Still made of CNC-aluminum, the Spectre x360 slims down thanks to the use of a “micro-edge bezel” design. This eliminates the massive bezel of the previous version but still keeps the same 13.3-inch, touch-enabled screen. The only screen offered so far is a 1920×1080 IPS panel that uses direct bonding
These improvements shave down the width from 12.79 inches to 12.03 inches, and the thickness from 16mm to 13.7mm. Weight drops to 2.85 pounds from 3.17 pounds.
HP has announced only one model so far, and it uses Intel’s Core i7-7500U. That’s pretty much the top of the line for Intel’s brand-new 7th-gen chips. From what we’ve seen in our review of the new chip, it’s a worthy upgrade unless your current PC is pretty new. Storage options include up to a 512GB M.2 NVME SSD over PCIe.
We’re especially pleased to see the adoption of Intel’s high-speed Thunderbolt 3 external I/O in the Spectre x360. With Thunderbolt 3, HP will also ditch the round-barrel charger and charge the Spectre x360 through one of two USB-C ports.
Sure, the bezel used in the Spectre x360 isn’t quite as thin as the one used in its arch-rival, Dell’s XPS 13, but that means HP can fit the webcam along the top instead of in the compromised lower-left corner location Dell uses. The space also accommodates an infrared camera that supports Windows Hello login.

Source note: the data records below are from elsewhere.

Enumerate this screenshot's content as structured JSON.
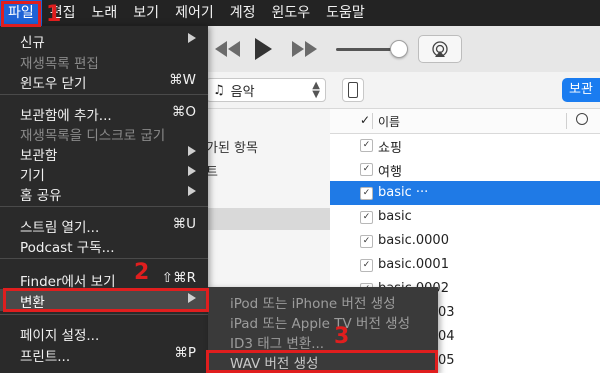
{
  "menubar": {
    "items": [
      "파일",
      "편집",
      "노래",
      "보기",
      "제어기",
      "계정",
      "윈도우",
      "도움말"
    ]
  },
  "toolbar": {
    "rewind_icon": "rewind-icon",
    "play_icon": "play-icon",
    "forward_icon": "fast-forward-icon",
    "airplay_icon": "airplay-icon"
  },
  "navbar": {
    "media_label": "음악",
    "store_label": "보관"
  },
  "sidebar": {
    "texts": [
      "가된 항목",
      "트"
    ]
  },
  "list": {
    "header_name": "이름",
    "rows": [
      {
        "title": "쇼핑"
      },
      {
        "title": "여행"
      },
      {
        "title": "basic ···"
      },
      {
        "title": "basic"
      },
      {
        "title": "basic.0000"
      },
      {
        "title": "basic.0001"
      },
      {
        "title": "basic.0002"
      }
    ],
    "partial_rows": [
      "03",
      "04",
      "05"
    ]
  },
  "file_menu": {
    "items": [
      {
        "label": "신규",
        "shortcut": "",
        "submenu": true,
        "disabled": false
      },
      {
        "label": "재생목록 편집",
        "shortcut": "",
        "submenu": false,
        "disabled": true
      },
      {
        "label": "윈도우 닫기",
        "shortcut": "⌘W",
        "submenu": false,
        "disabled": false
      },
      {
        "label": "보관함에 추가...",
        "shortcut": "⌘O",
        "submenu": false,
        "disabled": false
      },
      {
        "label": "재생목록을 디스크로 굽기",
        "shortcut": "",
        "submenu": false,
        "disabled": true
      },
      {
        "label": "보관함",
        "shortcut": "",
        "submenu": true,
        "disabled": false
      },
      {
        "label": "기기",
        "shortcut": "",
        "submenu": true,
        "disabled": false
      },
      {
        "label": "홈 공유",
        "shortcut": "",
        "submenu": true,
        "disabled": false
      },
      {
        "label": "스트림 열기...",
        "shortcut": "⌘U",
        "submenu": false,
        "disabled": false
      },
      {
        "label": "Podcast 구독...",
        "shortcut": "",
        "submenu": false,
        "disabled": false
      },
      {
        "label": "Finder에서 보기",
        "shortcut": "⇧⌘R",
        "submenu": false,
        "disabled": false
      },
      {
        "label": "변환",
        "shortcut": "",
        "submenu": true,
        "disabled": false
      },
      {
        "label": "페이지 설정...",
        "shortcut": "",
        "submenu": false,
        "disabled": false
      },
      {
        "label": "프린트...",
        "shortcut": "⌘P",
        "submenu": false,
        "disabled": false
      }
    ]
  },
  "convert_submenu": {
    "items": [
      "iPod 또는 iPhone 버전 생성",
      "iPad 또는 Apple TV 버전 생성",
      "ID3 태그 변환...",
      "WAV 버전 생성"
    ]
  },
  "annotations": {
    "labels": [
      "1",
      "2",
      "3"
    ],
    "color": "#e01e1e"
  }
}
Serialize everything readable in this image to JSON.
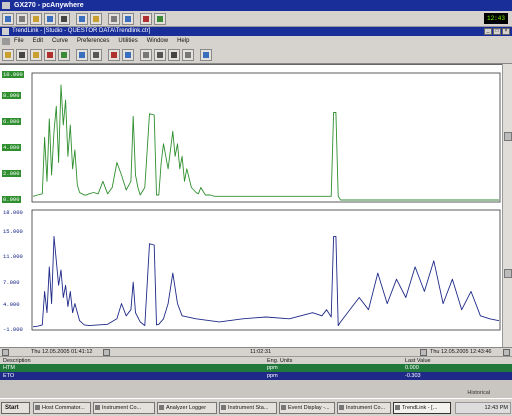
{
  "outer_window": {
    "title": "GX270 - pcAnywhere",
    "clock": "12:43"
  },
  "inner_window": {
    "title": "TrendLink - [Studio - QUESTOR DATA\\Trendlink.ctr]"
  },
  "menu": [
    "File",
    "Edit",
    "Curve",
    "Preferences",
    "Utilities",
    "Window",
    "Help"
  ],
  "chart": {
    "green_axis_labels": [
      "10.000",
      "8.000",
      "6.000",
      "4.000",
      "2.000",
      "0.000"
    ],
    "blue_axis_labels": [
      "18.000",
      "15.000",
      "11.000",
      "7.000",
      "4.000",
      "-1.000"
    ]
  },
  "timebar": {
    "start_time": "Thu 12.05.2005 01:41:12",
    "span": "11:02:31",
    "end_time": "Thu 12.05.2005 12:43:46"
  },
  "table": {
    "headers": {
      "description": "Description",
      "units": "Eng. Units",
      "value": "Last Value"
    },
    "rows": [
      {
        "description": "HTM",
        "units": "ppm",
        "value": "0.000",
        "color": "#20783a"
      },
      {
        "description": "ETO",
        "units": "ppm",
        "value": "-0.303",
        "color": "#1f2a88"
      }
    ]
  },
  "status": {
    "mode": "Historical"
  },
  "taskbar": {
    "start": "Start",
    "items": [
      "Host Commator...",
      "Instrument Co...",
      "Analyzer Logger",
      "Instrument Sta...",
      "Event Display -...",
      "Instrument Co...",
      "TrendLink - [..."
    ],
    "clock": "12:43 PM"
  },
  "chart_data": [
    {
      "type": "line",
      "series_color": "#2f8f2f",
      "ylim": [
        0,
        10
      ],
      "x": [
        0,
        0.01,
        0.02,
        0.025,
        0.03,
        0.035,
        0.04,
        0.045,
        0.05,
        0.055,
        0.06,
        0.065,
        0.07,
        0.075,
        0.08,
        0.085,
        0.09,
        0.095,
        0.1,
        0.105,
        0.11,
        0.115,
        0.12,
        0.13,
        0.14,
        0.15,
        0.16,
        0.17,
        0.18,
        0.19,
        0.2,
        0.21,
        0.215,
        0.22,
        0.225,
        0.23,
        0.24,
        0.25,
        0.26,
        0.265,
        0.27,
        0.275,
        0.28,
        0.29,
        0.3,
        0.305,
        0.31,
        0.315,
        0.32,
        0.325,
        0.33,
        0.34,
        0.35,
        0.355,
        0.36,
        0.37,
        0.38,
        0.39,
        0.4,
        0.45,
        0.5,
        0.55,
        0.6,
        0.63,
        0.64,
        0.645,
        0.65,
        0.655,
        0.66,
        0.68,
        0.7,
        0.75,
        0.8,
        0.85,
        0.9,
        0.95,
        1
      ],
      "values": [
        0.3,
        0.4,
        0.5,
        5,
        1.5,
        6.5,
        2,
        5.5,
        7.5,
        3,
        9.2,
        6,
        8,
        3.5,
        6,
        2.5,
        4,
        1.2,
        0.6,
        0.5,
        0.4,
        0.4,
        0.5,
        0.6,
        0.5,
        1.5,
        0.5,
        1,
        3,
        2,
        0.8,
        1.5,
        6.7,
        2,
        1,
        0.4,
        1,
        6.9,
        6.8,
        0.4,
        0.4,
        3,
        4.5,
        2.5,
        5.5,
        3.5,
        4.5,
        2.5,
        3.5,
        1.5,
        2.5,
        1,
        0.6,
        0.5,
        1,
        0.4,
        0.4,
        0.3,
        0.3,
        0.3,
        0.3,
        0.3,
        0.3,
        0.3,
        0.3,
        7,
        7,
        0.3,
        0,
        0,
        0,
        0,
        0,
        0,
        0,
        0,
        0
      ]
    },
    {
      "type": "line",
      "series_color": "#1f2a88",
      "ylim": [
        -1,
        18
      ],
      "x": [
        0,
        0.01,
        0.02,
        0.025,
        0.03,
        0.035,
        0.04,
        0.045,
        0.05,
        0.055,
        0.06,
        0.065,
        0.07,
        0.075,
        0.08,
        0.085,
        0.09,
        0.1,
        0.11,
        0.12,
        0.14,
        0.16,
        0.18,
        0.19,
        0.2,
        0.21,
        0.215,
        0.22,
        0.23,
        0.24,
        0.25,
        0.26,
        0.265,
        0.27,
        0.28,
        0.29,
        0.3,
        0.31,
        0.32,
        0.35,
        0.4,
        0.45,
        0.5,
        0.55,
        0.6,
        0.62,
        0.63,
        0.64,
        0.645,
        0.65,
        0.655,
        0.66,
        0.7,
        0.72,
        0.74,
        0.76,
        0.78,
        0.8,
        0.82,
        0.84,
        0.86,
        0.88,
        0.9,
        0.92,
        0.94,
        0.96,
        0.98,
        1
      ],
      "values": [
        -0.8,
        -0.7,
        -0.5,
        5,
        1.5,
        9,
        3,
        14,
        10,
        6,
        8.5,
        4,
        6,
        2.5,
        5,
        1.5,
        3,
        0.2,
        -0.5,
        -0.6,
        -0.5,
        -0.4,
        0.5,
        3,
        1,
        2,
        6.5,
        1.5,
        0,
        -0.6,
        12.8,
        12.6,
        -0.5,
        -0.4,
        0.5,
        3,
        8,
        3,
        1,
        0.5,
        0,
        0.5,
        0.8,
        0.5,
        1.5,
        1,
        2,
        0.8,
        14,
        14,
        -0.6,
        0,
        4,
        2,
        8,
        3,
        7,
        4,
        9,
        5,
        10,
        3,
        7,
        2,
        5,
        1,
        0.5,
        0.2
      ]
    }
  ]
}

The new Spectre x360 will last longer on battery, according to HP: up to 14 hours and 15 minutes. That’s thanks to the 57.8 watt-hour lithium polymer battery, compared to the last gen Spectre x360’s 56 watt-hour power pack, rated to last for 12 hours.